----- DATA SHOWN

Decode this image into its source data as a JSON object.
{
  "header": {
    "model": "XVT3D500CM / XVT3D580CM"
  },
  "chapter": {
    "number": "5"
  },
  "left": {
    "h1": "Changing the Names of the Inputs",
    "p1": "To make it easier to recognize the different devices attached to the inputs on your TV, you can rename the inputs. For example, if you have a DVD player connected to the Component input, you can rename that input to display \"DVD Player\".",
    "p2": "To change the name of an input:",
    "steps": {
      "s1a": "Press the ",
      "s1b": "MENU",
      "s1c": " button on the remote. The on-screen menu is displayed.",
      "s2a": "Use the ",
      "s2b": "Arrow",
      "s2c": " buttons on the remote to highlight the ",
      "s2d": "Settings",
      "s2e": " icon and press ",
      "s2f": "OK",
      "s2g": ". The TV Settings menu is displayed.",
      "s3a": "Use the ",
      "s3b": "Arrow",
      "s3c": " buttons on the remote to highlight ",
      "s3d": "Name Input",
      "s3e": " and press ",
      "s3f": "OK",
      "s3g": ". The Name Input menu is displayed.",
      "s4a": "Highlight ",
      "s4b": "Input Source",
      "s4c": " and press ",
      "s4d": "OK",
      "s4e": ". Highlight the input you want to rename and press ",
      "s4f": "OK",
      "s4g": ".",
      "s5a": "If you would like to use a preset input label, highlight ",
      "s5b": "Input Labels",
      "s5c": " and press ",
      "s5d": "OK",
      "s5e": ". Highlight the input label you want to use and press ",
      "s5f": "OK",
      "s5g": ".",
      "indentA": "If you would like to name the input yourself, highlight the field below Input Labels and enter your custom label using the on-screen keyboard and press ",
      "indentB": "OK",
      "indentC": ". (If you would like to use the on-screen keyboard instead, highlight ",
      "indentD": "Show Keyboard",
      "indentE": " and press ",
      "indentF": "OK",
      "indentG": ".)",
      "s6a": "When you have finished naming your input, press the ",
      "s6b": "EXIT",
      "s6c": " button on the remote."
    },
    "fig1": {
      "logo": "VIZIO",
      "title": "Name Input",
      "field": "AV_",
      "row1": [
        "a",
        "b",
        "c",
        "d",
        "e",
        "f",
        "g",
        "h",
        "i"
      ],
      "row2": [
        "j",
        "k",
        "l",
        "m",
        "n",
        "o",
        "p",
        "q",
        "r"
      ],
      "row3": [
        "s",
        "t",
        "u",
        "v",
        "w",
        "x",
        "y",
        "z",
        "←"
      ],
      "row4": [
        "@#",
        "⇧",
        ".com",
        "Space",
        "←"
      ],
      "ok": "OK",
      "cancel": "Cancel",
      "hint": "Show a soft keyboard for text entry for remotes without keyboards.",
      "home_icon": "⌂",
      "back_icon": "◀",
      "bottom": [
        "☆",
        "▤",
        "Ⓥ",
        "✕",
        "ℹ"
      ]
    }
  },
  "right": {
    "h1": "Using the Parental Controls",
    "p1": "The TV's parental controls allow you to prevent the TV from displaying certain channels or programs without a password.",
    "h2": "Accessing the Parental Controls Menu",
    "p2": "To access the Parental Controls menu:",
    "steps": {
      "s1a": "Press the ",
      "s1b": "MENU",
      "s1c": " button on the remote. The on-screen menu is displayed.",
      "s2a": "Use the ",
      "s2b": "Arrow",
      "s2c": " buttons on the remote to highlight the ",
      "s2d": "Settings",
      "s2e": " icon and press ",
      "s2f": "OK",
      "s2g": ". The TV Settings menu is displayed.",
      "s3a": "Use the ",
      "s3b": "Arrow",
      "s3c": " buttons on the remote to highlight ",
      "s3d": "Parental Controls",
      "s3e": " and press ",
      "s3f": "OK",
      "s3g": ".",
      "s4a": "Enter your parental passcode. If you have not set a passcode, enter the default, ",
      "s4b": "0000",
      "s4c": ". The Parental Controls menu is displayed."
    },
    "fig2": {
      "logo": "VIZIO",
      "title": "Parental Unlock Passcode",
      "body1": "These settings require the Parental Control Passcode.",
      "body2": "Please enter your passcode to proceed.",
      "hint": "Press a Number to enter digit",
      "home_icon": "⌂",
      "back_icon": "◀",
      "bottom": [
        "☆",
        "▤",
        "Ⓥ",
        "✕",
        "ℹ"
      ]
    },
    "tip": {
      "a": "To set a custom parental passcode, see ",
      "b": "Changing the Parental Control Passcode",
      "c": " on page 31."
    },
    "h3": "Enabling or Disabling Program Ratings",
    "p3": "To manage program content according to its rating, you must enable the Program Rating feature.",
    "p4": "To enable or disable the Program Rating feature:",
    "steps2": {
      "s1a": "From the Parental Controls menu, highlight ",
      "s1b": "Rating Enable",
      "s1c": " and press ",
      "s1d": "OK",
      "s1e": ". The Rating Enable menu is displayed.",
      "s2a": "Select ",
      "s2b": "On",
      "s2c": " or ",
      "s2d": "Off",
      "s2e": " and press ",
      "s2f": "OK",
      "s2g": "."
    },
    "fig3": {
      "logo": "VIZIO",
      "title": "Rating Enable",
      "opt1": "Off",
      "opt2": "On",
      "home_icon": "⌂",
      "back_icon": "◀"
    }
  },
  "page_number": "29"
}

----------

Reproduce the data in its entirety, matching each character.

Decode this image into its source data as a JSON object.
{
  "header": {
    "model": "XVT3D500CM / XVT3D580CM"
  },
  "chapter": {
    "number": "5"
  },
  "left": {
    "h1": "Changing the Names of the Inputs",
    "p1": "To make it easier to recognize the different devices attached to the inputs on your TV, you can rename the inputs. For example, if you have a DVD player connected to the Component input, you can rename that input to display \"DVD Player\".",
    "p2": "To change the name of an input:",
    "steps": {
      "s1a": "Press the ",
      "s1b": "MENU",
      "s1c": " button on the remote. The on-screen menu is displayed.",
      "s2a": "Use the ",
      "s2b": "Arrow",
      "s2c": " buttons on the remote to highlight the ",
      "s2d": "Settings",
      "s2e": " icon and press ",
      "s2f": "OK",
      "s2g": ". The TV Settings menu is displayed.",
      "s3a": "Use the ",
      "s3b": "Arrow",
      "s3c": " buttons on the remote to highlight ",
      "s3d": "Name Input",
      "s3e": " and press ",
      "s3f": "OK",
      "s3g": ". The Name Input menu is displayed.",
      "s4a": "Highlight ",
      "s4b": "Input Source",
      "s4c": " and press ",
      "s4d": "OK",
      "s4e": ". Highlight the input you want to rename and press ",
      "s4f": "OK",
      "s4g": ".",
      "s5a": "If you would like to use a preset input label, highlight ",
      "s5b": "Input Labels",
      "s5c": " and press ",
      "s5d": "OK",
      "s5e": ". Highlight the input label you want to use and press ",
      "s5f": "OK",
      "s5g": ".",
      "indentA": "If you would like to name the input yourself, highlight the field below Input Labels and enter your custom label using the on-screen keyboard and press ",
      "indentB": "OK",
      "indentC": ". (If you would like to use the on-screen keyboard instead, highlight ",
      "indentD": "Show Keyboard",
      "indentE": " and press ",
      "indentF": "OK",
      "indentG": ".)",
      "s6a": "When you have finished naming your input, press the ",
      "s6b": "EXIT",
      "s6c": " button on the remote."
    },
    "fig1": {
      "logo": "VIZIO",
      "title": "Name Input",
      "field": "AV_",
      "row1": [
        "a",
        "b",
        "c",
        "d",
        "e",
        "f",
        "g",
        "h",
        "i"
      ],
      "row2": [
        "j",
        "k",
        "l",
        "m",
        "n",
        "o",
        "p",
        "q",
        "r"
      ],
      "row3": [
        "s",
        "t",
        "u",
        "v",
        "w",
        "x",
        "y",
        "z",
        "←"
      ],
      "row4": [
        "@#",
        "⇧",
        ".com",
        "Space",
        "←"
      ],
      "ok": "OK",
      "cancel": "Cancel",
      "hint": "Show a soft keyboard for text entry for remotes without keyboards.",
      "home_icon": "⌂",
      "back_icon": "◀",
      "bottom": [
        "☆",
        "▤",
        "Ⓥ",
        "✕",
        "ℹ"
      ]
    }
  },
  "right": {
    "h1": "Using the Parental Controls",
    "p1": "The TV's parental controls allow you to prevent the TV from displaying certain channels or programs without a password.",
    "h2": "Accessing the Parental Controls Menu",
    "p2": "To access the Parental Controls menu:",
    "steps": {
      "s1a": "Press the ",
      "s1b": "MENU",
      "s1c": " button on the remote. The on-screen menu is displayed.",
      "s2a": "Use the ",
      "s2b": "Arrow",
      "s2c": " buttons on the remote to highlight the ",
      "s2d": "Settings",
      "s2e": " icon and press ",
      "s2f": "OK",
      "s2g": ". The TV Settings menu is displayed.",
      "s3a": "Use the ",
      "s3b": "Arrow",
      "s3c": " buttons on the remote to highlight ",
      "s3d": "Parental Controls",
      "s3e": " and press ",
      "s3f": "OK",
      "s3g": ".",
      "s4a": "Enter your parental passcode. If you have not set a passcode, enter the default, ",
      "s4b": "0000",
      "s4c": ". The Parental Controls menu is displayed."
    },
    "fig2": {
      "logo": "VIZIO",
      "title": "Parental Unlock Passcode",
      "body1": "These settings require the Parental Control Passcode.",
      "body2": "Please enter your passcode to proceed.",
      "hint": "Press a Number to enter digit",
      "home_icon": "⌂",
      "back_icon": "◀",
      "bottom": [
        "☆",
        "▤",
        "Ⓥ",
        "✕",
        "ℹ"
      ]
    },
    "tip": {
      "a": "To set a custom parental passcode, see ",
      "b": "Changing the Parental Control Passcode",
      "c": " on page 31."
    },
    "h3": "Enabling or Disabling Program Ratings",
    "p3": "To manage program content according to its rating, you must enable the Program Rating feature.",
    "p4": "To enable or disable the Program Rating feature:",
    "steps2": {
      "s1a": "From the Parental Controls menu, highlight ",
      "s1b": "Rating Enable",
      "s1c": " and press ",
      "s1d": "OK",
      "s1e": ". The Rating Enable menu is displayed.",
      "s2a": "Select ",
      "s2b": "On",
      "s2c": " or ",
      "s2d": "Off",
      "s2e": " and press ",
      "s2f": "OK",
      "s2g": "."
    },
    "fig3": {
      "logo": "VIZIO",
      "title": "Rating Enable",
      "opt1": "Off",
      "opt2": "On",
      "home_icon": "⌂",
      "back_icon": "◀"
    }
  },
  "page_number": "29"
}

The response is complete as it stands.